(THE RECORDS Opens)

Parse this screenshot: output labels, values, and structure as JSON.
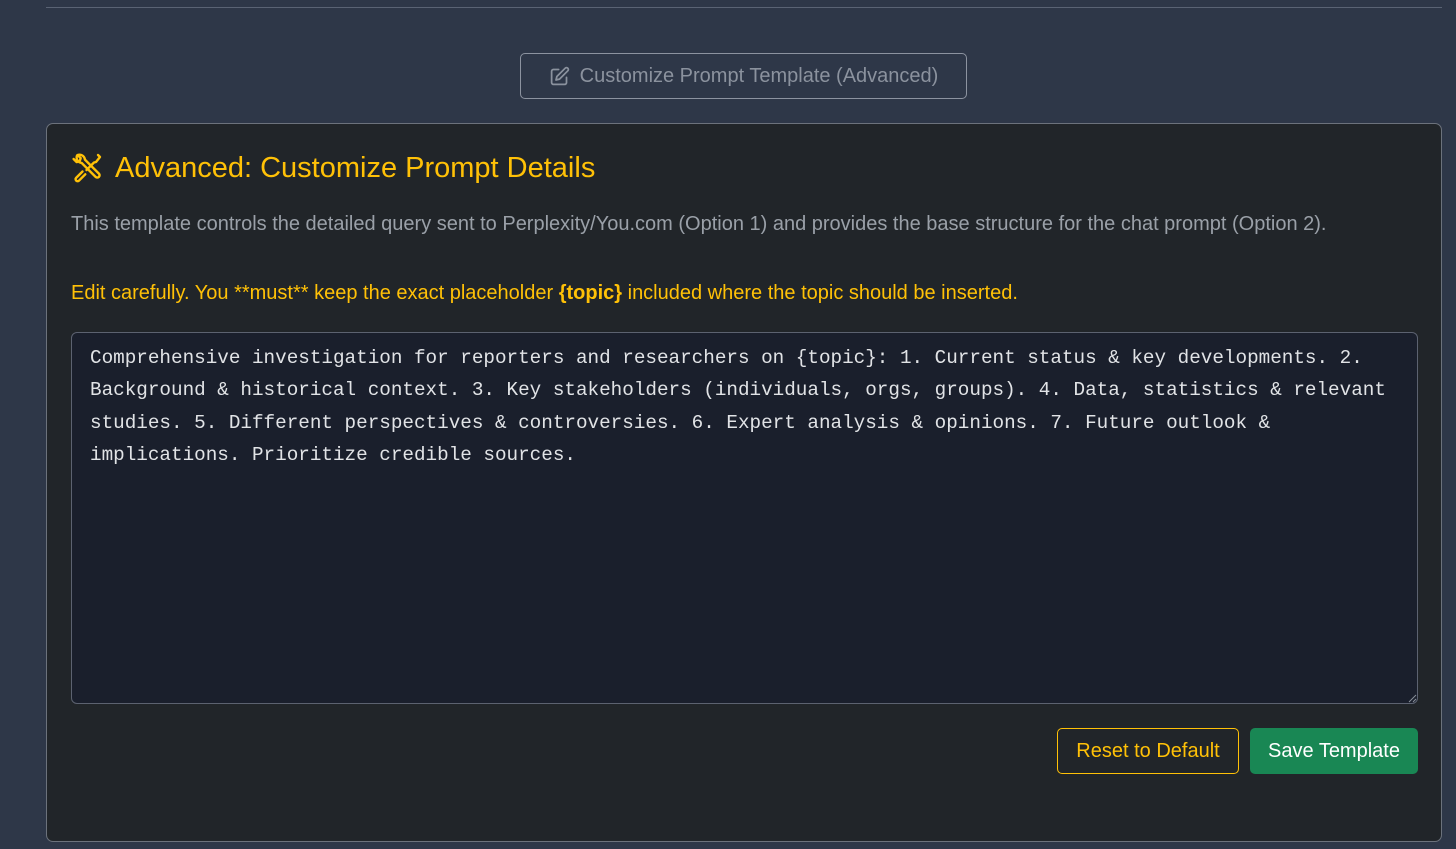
{
  "customize_button": {
    "label": "Customize Prompt Template (Advanced)",
    "icon": "pencil-square-icon"
  },
  "panel": {
    "title": "Advanced: Customize Prompt Details",
    "title_icon": "tools-icon",
    "description": "This template controls the detailed query sent to Perplexity/You.com (Option 1) and provides the base structure for the chat prompt (Option 2).",
    "warning_before": "Edit carefully. You **must** keep the exact placeholder ",
    "warning_placeholder": "{topic}",
    "warning_after": " included where the topic should be inserted.",
    "template_value": "Comprehensive investigation for reporters and researchers on {topic}: 1. Current status & key developments. 2. Background & historical context. 3. Key stakeholders (individuals, orgs, groups). 4. Data, statistics & relevant studies. 5. Different perspectives & controversies. 6. Expert analysis & opinions. 7. Future outlook & implications. Prioritize credible sources.",
    "reset_label": "Reset to Default",
    "save_label": "Save Template"
  },
  "colors": {
    "page_bg": "#2e3748",
    "panel_bg": "#212529",
    "accent_warning": "#ffc107",
    "success": "#198754"
  }
}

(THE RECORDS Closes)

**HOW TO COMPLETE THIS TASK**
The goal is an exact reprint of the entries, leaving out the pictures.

**THE COMPLETED TASK**
Parse this screenshot: output labels, values, and structure as JSON.
{
  "customize_button": {
    "label": "Customize Prompt Template (Advanced)",
    "icon": "pencil-square-icon"
  },
  "panel": {
    "title": "Advanced: Customize Prompt Details",
    "title_icon": "tools-icon",
    "description": "This template controls the detailed query sent to Perplexity/You.com (Option 1) and provides the base structure for the chat prompt (Option 2).",
    "warning_before": "Edit carefully. You **must** keep the exact placeholder ",
    "warning_placeholder": "{topic}",
    "warning_after": " included where the topic should be inserted.",
    "template_value": "Comprehensive investigation for reporters and researchers on {topic}: 1. Current status & key developments. 2. Background & historical context. 3. Key stakeholders (individuals, orgs, groups). 4. Data, statistics & relevant studies. 5. Different perspectives & controversies. 6. Expert analysis & opinions. 7. Future outlook & implications. Prioritize credible sources.",
    "reset_label": "Reset to Default",
    "save_label": "Save Template"
  },
  "colors": {
    "page_bg": "#2e3748",
    "panel_bg": "#212529",
    "accent_warning": "#ffc107",
    "success": "#198754"
  }
}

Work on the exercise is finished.